Any coronation of the Washington DC-based private equity firm as king of the billion-dollar deals, however, was short lived. The very next day, it was announced that Goldman Sachs and Dubai-based real estate investment firm Meraas Capital had sold their combined 40 percent stake in the General Motors Building in midtown Manhattan to a joint venture between Zhang Xin, chief executive of developer SOHO China, and the New York-based investment arm of the Safra family for approximately $1.4 billion, valuing that building at roughly $3.4 billion.
Then, six days later, the Wall Street Journal reported a joint venture between Ivanhoe Cambridge and Callahan Capital had agreed to purchase a 49 percent stake in 1211 Sixth Avenue for not far off the $1 billion mark, valuing the Manhattan office tower at $1.75 billion. In addition, a recent report from Reuters revealed that Cammeby’s International Group had offered to buy the Empire State Building for $2 billion.
Compared to previous years, this is glut. Data from Jones Lang LaSalle (JLL) shows that $1 billion-plus single-asset transactions have been scarce since the credit crunch. In 2007, one year before the global financial crisis, there were 11 such deals recorded, all of them in New York. Not surprisingly, only two took place in 2008. Since then, aside from Google’s purchase of 111 Eighth Avenue in 2010 and RXR Realty’s purchase of 601 West 26th Street for $920 million in 2011, there was none of this magnitude from 2009 through 2012.
So, has the billion-dollar deal returned? “I think they have returned, and we’ll be seeing more of them,” said Peter DiCorpo, president of CBRE Global Investors’ managed accounts group.
DiCorpo, whose firm represented Meraas Capital in the GM Building deal, noted that foreign capital was becoming more prevalent in the US market.
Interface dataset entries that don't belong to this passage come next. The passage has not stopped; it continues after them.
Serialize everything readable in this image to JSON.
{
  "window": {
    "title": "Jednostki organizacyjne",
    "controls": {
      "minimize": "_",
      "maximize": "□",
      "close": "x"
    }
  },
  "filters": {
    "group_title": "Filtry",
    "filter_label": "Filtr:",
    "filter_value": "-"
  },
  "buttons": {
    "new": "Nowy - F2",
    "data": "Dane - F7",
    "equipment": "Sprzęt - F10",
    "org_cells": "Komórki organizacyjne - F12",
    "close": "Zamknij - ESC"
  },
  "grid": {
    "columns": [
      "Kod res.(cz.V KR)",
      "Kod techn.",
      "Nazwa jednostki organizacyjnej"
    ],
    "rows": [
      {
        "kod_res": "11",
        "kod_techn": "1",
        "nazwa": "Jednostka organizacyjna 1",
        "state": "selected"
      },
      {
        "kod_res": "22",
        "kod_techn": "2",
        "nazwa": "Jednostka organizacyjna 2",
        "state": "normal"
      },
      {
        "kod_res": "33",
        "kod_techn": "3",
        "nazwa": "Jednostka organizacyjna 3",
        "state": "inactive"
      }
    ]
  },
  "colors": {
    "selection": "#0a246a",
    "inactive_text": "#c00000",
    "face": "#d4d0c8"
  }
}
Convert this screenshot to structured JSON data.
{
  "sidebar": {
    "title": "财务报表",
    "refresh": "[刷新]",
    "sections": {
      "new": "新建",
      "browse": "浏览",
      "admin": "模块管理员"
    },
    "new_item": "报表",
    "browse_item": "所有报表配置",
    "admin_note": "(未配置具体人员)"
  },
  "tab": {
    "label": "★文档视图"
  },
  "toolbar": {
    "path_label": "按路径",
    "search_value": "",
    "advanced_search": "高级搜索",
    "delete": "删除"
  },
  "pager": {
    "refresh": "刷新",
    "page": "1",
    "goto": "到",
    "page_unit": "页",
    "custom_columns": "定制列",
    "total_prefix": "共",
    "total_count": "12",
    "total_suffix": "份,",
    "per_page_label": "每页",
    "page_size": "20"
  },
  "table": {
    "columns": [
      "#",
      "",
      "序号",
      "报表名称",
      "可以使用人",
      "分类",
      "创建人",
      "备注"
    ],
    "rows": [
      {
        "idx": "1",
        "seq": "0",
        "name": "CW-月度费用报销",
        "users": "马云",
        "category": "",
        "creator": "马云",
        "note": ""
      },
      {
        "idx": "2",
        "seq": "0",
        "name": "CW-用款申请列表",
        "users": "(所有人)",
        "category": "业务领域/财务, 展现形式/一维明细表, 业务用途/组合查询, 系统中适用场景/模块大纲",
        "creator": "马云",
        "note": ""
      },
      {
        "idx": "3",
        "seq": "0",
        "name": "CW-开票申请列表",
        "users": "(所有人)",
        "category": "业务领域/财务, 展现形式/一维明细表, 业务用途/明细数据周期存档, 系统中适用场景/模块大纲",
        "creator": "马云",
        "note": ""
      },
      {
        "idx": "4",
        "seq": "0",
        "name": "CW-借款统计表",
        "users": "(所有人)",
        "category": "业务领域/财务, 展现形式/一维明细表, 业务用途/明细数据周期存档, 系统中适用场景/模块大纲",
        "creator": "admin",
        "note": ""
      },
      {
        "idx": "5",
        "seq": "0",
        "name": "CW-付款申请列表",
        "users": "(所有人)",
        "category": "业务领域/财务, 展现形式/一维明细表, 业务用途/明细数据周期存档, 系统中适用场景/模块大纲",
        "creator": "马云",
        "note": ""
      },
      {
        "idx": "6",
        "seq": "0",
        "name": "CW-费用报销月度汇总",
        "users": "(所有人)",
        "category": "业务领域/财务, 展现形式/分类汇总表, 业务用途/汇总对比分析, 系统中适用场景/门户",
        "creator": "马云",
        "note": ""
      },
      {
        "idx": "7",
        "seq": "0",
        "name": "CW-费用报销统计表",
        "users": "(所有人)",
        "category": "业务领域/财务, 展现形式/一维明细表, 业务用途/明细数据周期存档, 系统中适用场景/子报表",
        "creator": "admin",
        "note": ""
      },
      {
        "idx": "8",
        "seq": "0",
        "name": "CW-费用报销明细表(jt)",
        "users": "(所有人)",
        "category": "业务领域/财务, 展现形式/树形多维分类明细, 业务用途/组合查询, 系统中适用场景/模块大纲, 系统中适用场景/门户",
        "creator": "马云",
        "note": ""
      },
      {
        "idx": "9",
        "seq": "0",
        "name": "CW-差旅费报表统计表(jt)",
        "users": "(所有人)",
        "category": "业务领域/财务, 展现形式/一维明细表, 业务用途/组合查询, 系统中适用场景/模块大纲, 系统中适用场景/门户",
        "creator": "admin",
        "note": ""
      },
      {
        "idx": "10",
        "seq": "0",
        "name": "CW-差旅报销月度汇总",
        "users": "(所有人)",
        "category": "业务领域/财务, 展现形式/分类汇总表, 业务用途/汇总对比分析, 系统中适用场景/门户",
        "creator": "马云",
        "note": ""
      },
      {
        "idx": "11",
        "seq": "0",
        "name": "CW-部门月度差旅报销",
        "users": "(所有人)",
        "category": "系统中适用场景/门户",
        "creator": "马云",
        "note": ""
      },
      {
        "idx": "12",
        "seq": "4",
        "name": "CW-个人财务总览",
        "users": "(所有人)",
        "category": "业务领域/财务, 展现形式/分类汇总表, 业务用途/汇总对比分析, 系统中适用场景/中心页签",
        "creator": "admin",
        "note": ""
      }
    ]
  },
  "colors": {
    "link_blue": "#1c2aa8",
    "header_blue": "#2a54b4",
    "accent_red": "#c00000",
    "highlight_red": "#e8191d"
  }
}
In addition, investors are more willing to invest up to $200 million or even $300 million in equity to buy a minority stake in a building and use a high amount of leverage.
On seeing more deals in the billion-dollar range, Jonathan Caplan, vice chairman of the New York capital markets group at JLL, said: “It would make sense, given the size of this market, pricing recovery, demand and the number of large buildings in Manhattan.”
An abundance of affordable debt and the recent re-emergence of single-asset securitizations are helping push such giant deals. Indeed, for core deals like these, there are a wide variety of debt options, allowing firms to borrow up to 80 percent on a loan-to-value basis, experts said.
With increased demand, low interest rates and greater availability of debt, transactions like the GM Building or 650 Madison very well could go from being outliers to commonplace in the next couple of years. “This is just the beginning,” predicted DiCorpo.